Transdiagnostic CBT for anxiety and depression dismantling meta analysis

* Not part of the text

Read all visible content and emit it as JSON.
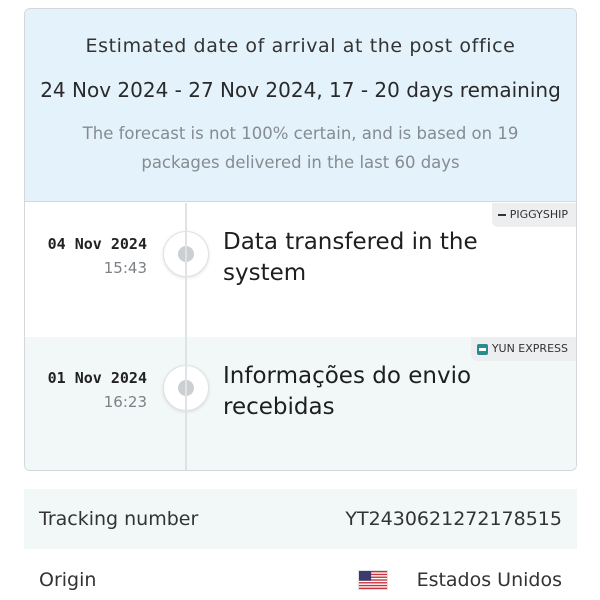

Transdiagnostic CBT protocols were examined in a meta-analysis, data coded based on treatment mode, duration, and components of TD-CBT protocols involving adults who received a published TD-CBT intervention (or details were included in the article of protocol components) in an RCT where a control group received either disorder specific CBT (DS-CBT), treatment as usual (TAU), or were in a waitlist control condition. Moderate effect sizes favouring TD-CBT for anxiety and depression were found. No significant effect for treatment mode was identified. Statistically significant differences were found by treatment duration for anxiety outcomes; short treatment (less than eight weeks) showed large effect sizes, whereas longer treatment (10 weeks or longer) showed small effect sizes. Statistically significant differences for both anxiety and depression were found favouring TD-CBT interventions with fewer components. Results suggest efficacy in individual, group, or internet delivered modes. The results suggest that treatment effect may not be enhanced by longer intervention. Focusing on fewer treatment components may confer advantages through greater mastery by clinician and client.